_WHAT YOU NEED TO DO_. Counting every line in the records below that holds "title", give the total and add nothing.

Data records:
- Opening Delimiter -

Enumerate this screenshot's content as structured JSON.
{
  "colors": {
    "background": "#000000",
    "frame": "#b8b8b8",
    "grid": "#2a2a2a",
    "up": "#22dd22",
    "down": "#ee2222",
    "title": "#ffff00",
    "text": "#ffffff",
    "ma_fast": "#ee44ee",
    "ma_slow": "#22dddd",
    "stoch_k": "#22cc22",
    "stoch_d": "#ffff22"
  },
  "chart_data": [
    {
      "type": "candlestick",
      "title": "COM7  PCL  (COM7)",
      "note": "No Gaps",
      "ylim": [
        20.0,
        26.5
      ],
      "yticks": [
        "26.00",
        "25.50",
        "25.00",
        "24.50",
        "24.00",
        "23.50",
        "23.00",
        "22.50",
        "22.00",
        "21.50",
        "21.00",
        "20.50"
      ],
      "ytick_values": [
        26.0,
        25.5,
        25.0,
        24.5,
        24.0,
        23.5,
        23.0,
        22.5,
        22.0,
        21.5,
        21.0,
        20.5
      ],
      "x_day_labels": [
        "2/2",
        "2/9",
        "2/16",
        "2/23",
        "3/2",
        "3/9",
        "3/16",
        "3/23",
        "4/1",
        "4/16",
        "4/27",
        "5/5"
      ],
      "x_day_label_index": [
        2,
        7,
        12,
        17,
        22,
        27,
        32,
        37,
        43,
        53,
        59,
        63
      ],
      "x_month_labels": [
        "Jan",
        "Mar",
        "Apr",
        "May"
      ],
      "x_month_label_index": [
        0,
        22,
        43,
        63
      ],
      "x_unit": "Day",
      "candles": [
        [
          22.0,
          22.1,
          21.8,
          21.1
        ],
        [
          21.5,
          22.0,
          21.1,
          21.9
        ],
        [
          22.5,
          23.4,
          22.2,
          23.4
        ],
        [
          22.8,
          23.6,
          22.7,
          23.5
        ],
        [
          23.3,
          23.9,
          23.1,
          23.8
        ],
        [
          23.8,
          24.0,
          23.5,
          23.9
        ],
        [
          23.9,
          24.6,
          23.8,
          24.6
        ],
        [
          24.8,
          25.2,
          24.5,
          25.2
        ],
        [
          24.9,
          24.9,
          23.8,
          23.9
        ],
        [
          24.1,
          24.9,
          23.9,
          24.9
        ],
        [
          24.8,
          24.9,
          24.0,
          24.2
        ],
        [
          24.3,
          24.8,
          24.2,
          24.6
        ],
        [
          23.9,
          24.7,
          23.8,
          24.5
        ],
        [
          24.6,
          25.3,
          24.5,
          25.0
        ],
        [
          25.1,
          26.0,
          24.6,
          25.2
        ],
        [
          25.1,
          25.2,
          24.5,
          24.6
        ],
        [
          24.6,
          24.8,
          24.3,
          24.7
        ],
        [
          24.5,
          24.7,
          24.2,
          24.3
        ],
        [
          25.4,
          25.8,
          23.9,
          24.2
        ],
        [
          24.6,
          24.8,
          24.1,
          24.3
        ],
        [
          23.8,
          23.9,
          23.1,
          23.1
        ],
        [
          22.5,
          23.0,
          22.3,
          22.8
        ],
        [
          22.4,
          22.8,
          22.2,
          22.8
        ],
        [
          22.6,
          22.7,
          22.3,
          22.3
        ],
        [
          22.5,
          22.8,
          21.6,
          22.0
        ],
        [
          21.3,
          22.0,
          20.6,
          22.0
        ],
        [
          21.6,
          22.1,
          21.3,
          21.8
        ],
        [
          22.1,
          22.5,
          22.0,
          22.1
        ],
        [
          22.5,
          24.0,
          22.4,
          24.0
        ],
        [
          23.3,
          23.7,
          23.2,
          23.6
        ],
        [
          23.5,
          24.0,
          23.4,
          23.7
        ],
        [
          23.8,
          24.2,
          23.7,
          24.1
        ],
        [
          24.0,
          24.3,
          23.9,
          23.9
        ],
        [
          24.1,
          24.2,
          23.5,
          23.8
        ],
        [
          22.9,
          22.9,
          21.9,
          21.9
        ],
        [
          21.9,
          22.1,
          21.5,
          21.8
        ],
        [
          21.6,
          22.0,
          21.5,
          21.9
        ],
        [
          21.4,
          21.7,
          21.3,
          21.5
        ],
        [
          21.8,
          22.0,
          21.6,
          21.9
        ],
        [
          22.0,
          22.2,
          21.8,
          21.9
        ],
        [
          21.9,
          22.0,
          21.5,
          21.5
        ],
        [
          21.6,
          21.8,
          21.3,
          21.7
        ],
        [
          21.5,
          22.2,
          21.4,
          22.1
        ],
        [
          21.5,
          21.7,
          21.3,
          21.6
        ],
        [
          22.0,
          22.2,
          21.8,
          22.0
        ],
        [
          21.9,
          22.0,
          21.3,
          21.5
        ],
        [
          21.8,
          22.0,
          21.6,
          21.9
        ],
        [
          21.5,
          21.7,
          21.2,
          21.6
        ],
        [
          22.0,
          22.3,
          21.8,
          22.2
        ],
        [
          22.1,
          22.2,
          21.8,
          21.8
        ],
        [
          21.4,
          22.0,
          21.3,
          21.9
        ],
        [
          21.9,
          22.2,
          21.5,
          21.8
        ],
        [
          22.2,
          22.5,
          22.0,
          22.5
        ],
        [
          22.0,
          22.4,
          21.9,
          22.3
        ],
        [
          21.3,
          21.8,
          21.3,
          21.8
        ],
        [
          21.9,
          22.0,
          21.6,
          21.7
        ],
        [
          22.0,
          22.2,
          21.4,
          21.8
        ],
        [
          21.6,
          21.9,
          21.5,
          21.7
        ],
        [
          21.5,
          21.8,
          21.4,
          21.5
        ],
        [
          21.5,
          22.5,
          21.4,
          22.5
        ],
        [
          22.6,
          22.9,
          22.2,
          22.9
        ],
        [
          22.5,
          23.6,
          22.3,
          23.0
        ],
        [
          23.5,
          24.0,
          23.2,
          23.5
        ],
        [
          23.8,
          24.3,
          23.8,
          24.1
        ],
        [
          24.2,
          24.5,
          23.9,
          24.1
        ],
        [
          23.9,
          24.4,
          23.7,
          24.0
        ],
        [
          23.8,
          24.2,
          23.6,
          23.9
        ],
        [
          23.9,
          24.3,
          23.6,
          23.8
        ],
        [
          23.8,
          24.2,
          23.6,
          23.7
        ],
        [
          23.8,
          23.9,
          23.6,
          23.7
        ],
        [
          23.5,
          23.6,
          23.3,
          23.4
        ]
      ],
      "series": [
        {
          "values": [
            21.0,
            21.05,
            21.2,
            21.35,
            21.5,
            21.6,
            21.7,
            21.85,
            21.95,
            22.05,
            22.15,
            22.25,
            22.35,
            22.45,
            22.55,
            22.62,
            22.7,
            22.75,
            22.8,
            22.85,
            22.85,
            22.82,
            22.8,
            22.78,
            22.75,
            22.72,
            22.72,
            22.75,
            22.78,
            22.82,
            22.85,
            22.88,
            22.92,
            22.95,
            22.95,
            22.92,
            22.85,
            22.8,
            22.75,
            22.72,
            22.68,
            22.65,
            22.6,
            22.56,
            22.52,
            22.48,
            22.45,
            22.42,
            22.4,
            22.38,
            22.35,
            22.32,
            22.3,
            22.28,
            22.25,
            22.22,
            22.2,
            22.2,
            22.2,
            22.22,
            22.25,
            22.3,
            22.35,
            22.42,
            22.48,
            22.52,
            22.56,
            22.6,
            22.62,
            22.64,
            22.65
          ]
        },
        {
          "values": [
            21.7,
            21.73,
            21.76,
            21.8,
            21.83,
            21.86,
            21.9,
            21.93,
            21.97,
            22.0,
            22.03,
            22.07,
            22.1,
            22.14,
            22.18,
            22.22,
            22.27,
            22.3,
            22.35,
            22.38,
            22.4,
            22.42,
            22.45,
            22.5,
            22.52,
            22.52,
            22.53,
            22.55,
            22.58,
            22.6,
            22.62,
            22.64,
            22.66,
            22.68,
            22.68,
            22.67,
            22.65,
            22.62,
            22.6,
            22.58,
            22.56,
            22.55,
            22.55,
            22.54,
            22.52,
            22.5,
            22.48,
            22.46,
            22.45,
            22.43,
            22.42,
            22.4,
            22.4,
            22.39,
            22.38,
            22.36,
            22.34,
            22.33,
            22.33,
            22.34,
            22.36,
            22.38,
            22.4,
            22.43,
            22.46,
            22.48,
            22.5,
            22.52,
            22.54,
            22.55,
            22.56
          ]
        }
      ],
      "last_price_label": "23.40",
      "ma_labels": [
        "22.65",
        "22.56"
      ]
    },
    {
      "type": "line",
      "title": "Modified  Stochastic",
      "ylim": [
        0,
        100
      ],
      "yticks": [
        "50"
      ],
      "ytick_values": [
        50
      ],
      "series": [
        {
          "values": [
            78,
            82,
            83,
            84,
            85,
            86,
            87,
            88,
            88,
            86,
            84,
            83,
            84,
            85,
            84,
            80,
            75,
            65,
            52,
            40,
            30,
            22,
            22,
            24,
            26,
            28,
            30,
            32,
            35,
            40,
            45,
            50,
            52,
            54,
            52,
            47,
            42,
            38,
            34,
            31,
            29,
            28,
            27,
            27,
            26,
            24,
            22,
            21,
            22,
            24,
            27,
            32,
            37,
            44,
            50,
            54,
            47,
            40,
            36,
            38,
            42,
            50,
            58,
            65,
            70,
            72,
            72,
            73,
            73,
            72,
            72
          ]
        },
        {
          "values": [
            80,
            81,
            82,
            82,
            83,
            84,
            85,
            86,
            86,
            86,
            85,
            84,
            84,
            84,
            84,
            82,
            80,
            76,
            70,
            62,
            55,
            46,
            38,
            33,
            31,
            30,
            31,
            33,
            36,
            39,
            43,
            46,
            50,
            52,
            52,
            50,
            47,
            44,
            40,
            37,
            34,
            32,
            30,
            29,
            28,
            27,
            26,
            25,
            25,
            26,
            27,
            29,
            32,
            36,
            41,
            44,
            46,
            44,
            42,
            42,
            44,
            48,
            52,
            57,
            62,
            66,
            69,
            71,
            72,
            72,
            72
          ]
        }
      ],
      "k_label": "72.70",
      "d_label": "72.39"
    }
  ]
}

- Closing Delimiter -

_WRITTEN RESPONSE_. 3